PARIS — Elon Musk and Jeff Bezos are not the only people thinking about extraterrestrial exploration.
The promise of alternate dimensions has long captured a chunk of the fashion imagination — none more so than that of the designer Paco Rabanne, who died last month at age 88. Julien Dossena has been carrying on that legacy at the house Mr. Rabanne built, and he left a note on every seat at his show thanking the original designer for his dream of a “creative utopia, which pushed the frontiers of reality.”
Then he picked up the idea and ran with it: into big, fuzzy knit tops and pants that transformed the wearer into a sort of snuggly creature-feature; into long dresses covered with a net of transparent plastic paillettes that reflected light and created their own syncopation as the models walked (it gave new meaning to the idea of personal portable sound system, though it can’t be turned off, which may be an issue); and into liquid silver and gold chain-mail gowns spliced with leather — plus a few archive looks, in homage. The result resembled the armor of a medieval Valkyrie from a faraway solar system: a little campy, a little cool. Also, the output of the costume department at Marvel, if Marvel moved to Avenue Montaigne.
If Mr. Dossena took us to a Valhalla of superheroes from King Arthur’s court, at Noir, Kei Ninomiya flew us way past the moon, into — well, who knows? A place where women were transformed into magical dandelions, bristling iridescent fronds that vibrated around a riotous core of color; or where whole gardens bloomed over the body; or a lunar rock became the perfect hat and a skirt was made from a vortex of aluminum.
He called it “an exploration of a new dimension,” in one of those aphorisms that, in theory, explains the genesis of a collection and now are regularly issued by designers in the Comme des Garçons stable (he is one), following the lead of Rei Kawakubo.
As for that dimension, it is possible it exists only in Mr. Ninomiya’s mind, but that’s exactly what is great about fashion.
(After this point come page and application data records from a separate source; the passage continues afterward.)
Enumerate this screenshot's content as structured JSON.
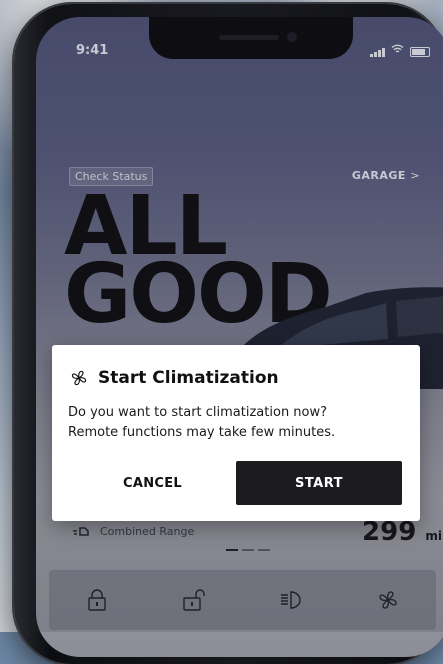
{
  "status_bar": {
    "time": "9:41"
  },
  "header": {
    "check_status": "Check Status",
    "garage": "GARAGE",
    "garage_chevron": ">"
  },
  "hero": {
    "line1": "ALL",
    "line2": "GOOD"
  },
  "range": {
    "label": "Combined Range",
    "value": "299",
    "unit": "mi"
  },
  "dialog": {
    "title": "Start Climatization",
    "message_line1": "Do you want to start climatization now?",
    "message_line2": "Remote functions may take few minutes.",
    "cancel_label": "CANCEL",
    "start_label": "START"
  },
  "quick_actions": [
    {
      "icon": "lock-icon"
    },
    {
      "icon": "unlock-icon"
    },
    {
      "icon": "headlights-icon"
    },
    {
      "icon": "fan-icon"
    }
  ],
  "pager": {
    "count": 3,
    "active": 0
  }
}
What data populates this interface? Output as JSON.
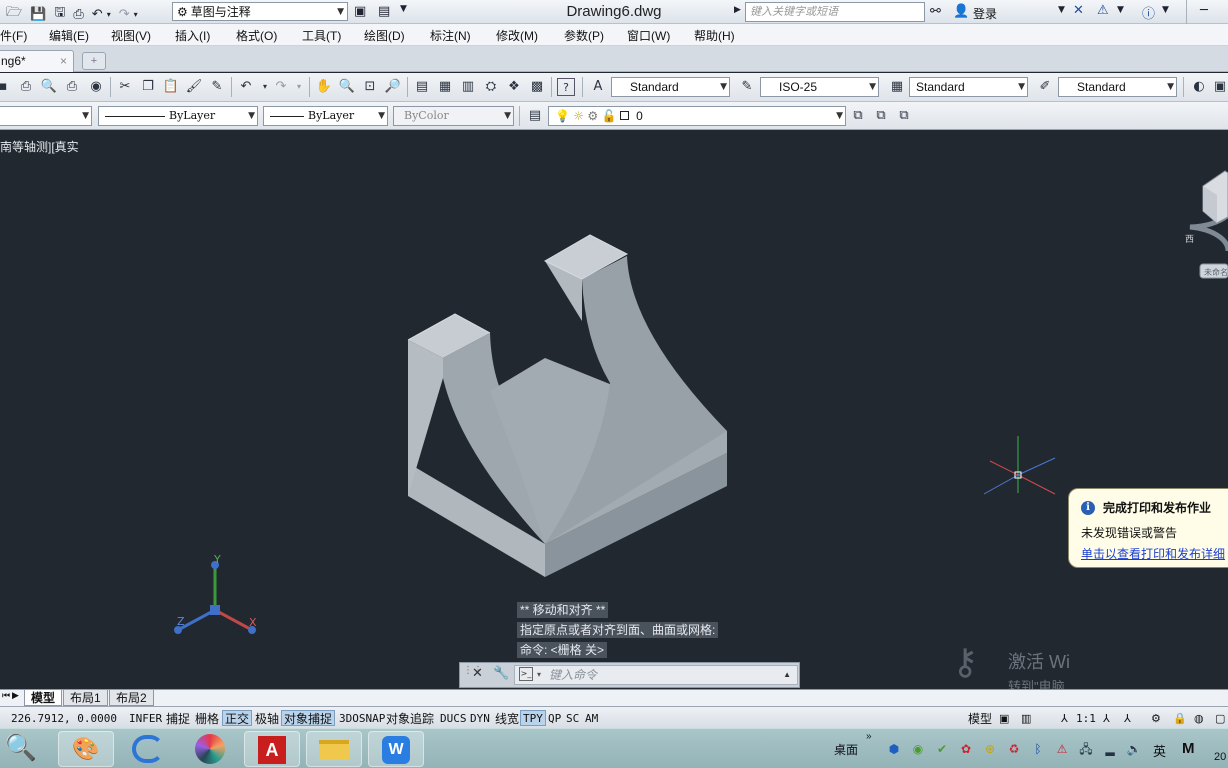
{
  "titlebar": {
    "workspace": "草图与注释",
    "document_title": "Drawing6.dwg",
    "search_placeholder": "键入关键字或短语",
    "login_label": "登录",
    "icons": [
      "open-icon",
      "save-icon",
      "saveas-icon",
      "print-icon",
      "undo-icon",
      "redo-icon",
      "binoculars-icon",
      "user-icon",
      "exchange-icon",
      "autodesk-icon",
      "help-icon"
    ]
  },
  "menu": {
    "items": [
      "件(F)",
      "编辑(E)",
      "视图(V)",
      "插入(I)",
      "格式(O)",
      "工具(T)",
      "绘图(D)",
      "标注(N)",
      "修改(M)",
      "参数(P)",
      "窗口(W)",
      "帮助(H)"
    ]
  },
  "tabs": {
    "document": "ng6*",
    "close": "×"
  },
  "toolbar1": {
    "text_style": "Standard",
    "dim_style": "ISO-25",
    "table_style": "Standard",
    "multileader_style": "Standard"
  },
  "toolbar2": {
    "linetype": "ByLayer",
    "lineweight": "ByLayer",
    "plotstyle": "ByColor",
    "layer": "0"
  },
  "viewport": {
    "view_label": "南等轴测][真实",
    "axes": {
      "x": "X",
      "y": "Y",
      "z": "Z"
    },
    "compass_label": "西",
    "ucs_label": "未命名"
  },
  "command": {
    "history": [
      "** 移动和对齐 **",
      "指定原点或者对齐到面、曲面或网格:",
      "命令: <栅格 关>"
    ],
    "placeholder": "键入命令"
  },
  "watermark": {
    "line1": "激活 Wi",
    "line2": "转到\"电脑"
  },
  "notification": {
    "title": "完成打印和发布作业",
    "body": "未发现错误或警告",
    "link": "单击以查看打印和发布详细"
  },
  "layout_tabs": [
    "模型",
    "布局1",
    "布局2"
  ],
  "statusbar": {
    "coords": "226.7912, 0.0000",
    "toggles": [
      {
        "label": "INFER",
        "on": false
      },
      {
        "label": "捕捉",
        "on": false
      },
      {
        "label": "栅格",
        "on": false
      },
      {
        "label": "正交",
        "on": true
      },
      {
        "label": "极轴",
        "on": false
      },
      {
        "label": "对象捕捉",
        "on": true
      },
      {
        "label": "3DOSNAP",
        "on": false
      },
      {
        "label": "对象追踪",
        "on": false
      },
      {
        "label": "DUCS",
        "on": false
      },
      {
        "label": "DYN",
        "on": false
      },
      {
        "label": "线宽",
        "on": false
      },
      {
        "label": "TPY",
        "on": true
      },
      {
        "label": "QP",
        "on": false
      },
      {
        "label": "SC",
        "on": false
      },
      {
        "label": "AM",
        "on": false
      }
    ],
    "model_label": "模型",
    "scale": "1:1"
  },
  "taskbar": {
    "desktop_label": "桌面",
    "ime": "英",
    "ime_mode": "M",
    "clock_fragment": "20"
  }
}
To borrow a phrase from Dr. Seuss: Oh, the places you’ll go.